Buried in the paltry enrollment numbers for the Affordable Care Act that were released last week was something that came as a surprise to many — the success states are having signing people up for the Medicaid program, which provides health care to low-income people.
The Daughters of Charity Services of New Orleans flagship location on Carrollton Av. in New Orleans. This location was once a bank and transformed into a holistic healthcare services center after Hurricane Katrina.
President Barack Obama speaks in Boston about the Affordable Care Act. Obama and his supporters have often said the health care law would allow half of single Americans under 35 to get insurance for less than $50 a month.

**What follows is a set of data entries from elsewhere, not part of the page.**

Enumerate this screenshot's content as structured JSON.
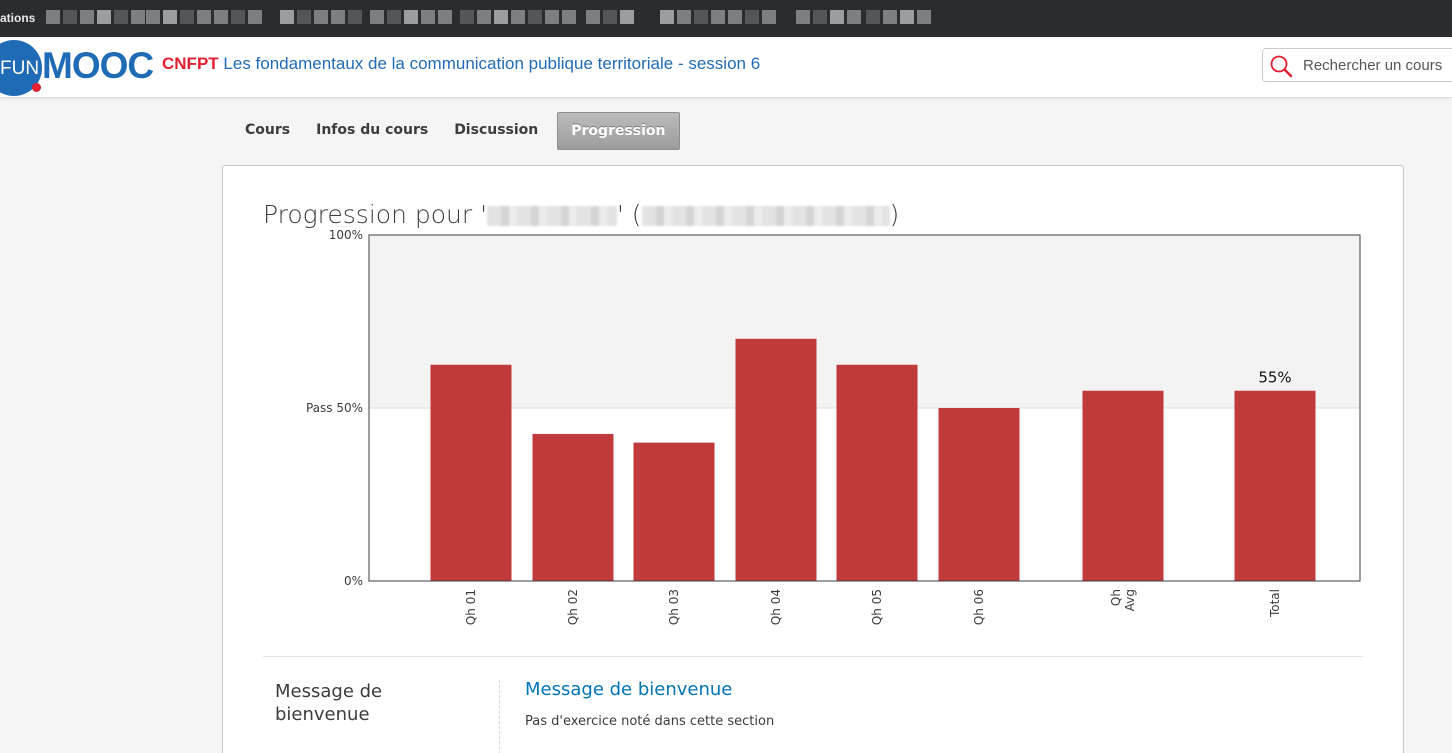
{
  "browser": {
    "bookmarks_first_label": "ations"
  },
  "header": {
    "logo_fun": "FUN",
    "logo_mooc": "MOOC",
    "course_org": "CNFPT",
    "course_title": "Les fondamentaux de la communication publique territoriale - session 6",
    "search_placeholder": "Rechercher un cours",
    "brand_color": "#1f6bb5",
    "accent_color": "#e2202f"
  },
  "tabs": [
    {
      "label": "Cours",
      "active": false
    },
    {
      "label": "Infos du cours",
      "active": false
    },
    {
      "label": "Discussion",
      "active": false
    },
    {
      "label": "Progression",
      "active": true
    }
  ],
  "progress": {
    "title_prefix": "Progression pour '",
    "title_middle": "' (",
    "title_suffix": ")"
  },
  "chart_data": {
    "type": "bar",
    "categories": [
      "Qh 01",
      "Qh 02",
      "Qh 03",
      "Qh 04",
      "Qh 05",
      "Qh 06",
      "Qh\nAvg",
      "Total"
    ],
    "values": [
      62.5,
      42.5,
      40,
      70,
      62.5,
      50,
      55,
      55
    ],
    "data_labels": {
      "Total": "55%"
    },
    "ylim": [
      0,
      100
    ],
    "y_ticks": [
      {
        "value": 0,
        "label": "0%"
      },
      {
        "value": 50,
        "label": "Pass 50%"
      },
      {
        "value": 100,
        "label": "100%"
      }
    ],
    "pass_threshold": 50,
    "bar_color": "#c0393b",
    "above_pass_shade": "#f3f3f3",
    "grid": false
  },
  "sections": [
    {
      "label": "Message de bienvenue",
      "link": "Message de bienvenue",
      "note": "Pas d'exercice noté dans cette section"
    }
  ]
}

The Obama administration delivered on a long-delayed health care promise when it issued rules to ensure equal health insurance treatment for people who have problems with mental health or need treatment for substance abuse.
The rules, issued Friday, require that most health insurance plans offer the same amount of coverage for mental health and substance abuse claims as they do for medical and surgical coverage.
The new health care law will provide around $1 trillion in subsidies to low- and middle-income Americans over the next decade to help them pay for health insurance.
Johanna Humbert of Galien, Mich., was pleasantly surprised to discover that she qualifies for an insurance subsidy, since her current plan is being canceled. Humbert makes about $30,000 a year, so she'll get a subsidy of about $300 a month. The new plan is similar to her current one, but it will cost $250 — about half of what she pays now.
But where will the money come from to pay for subsidies like these?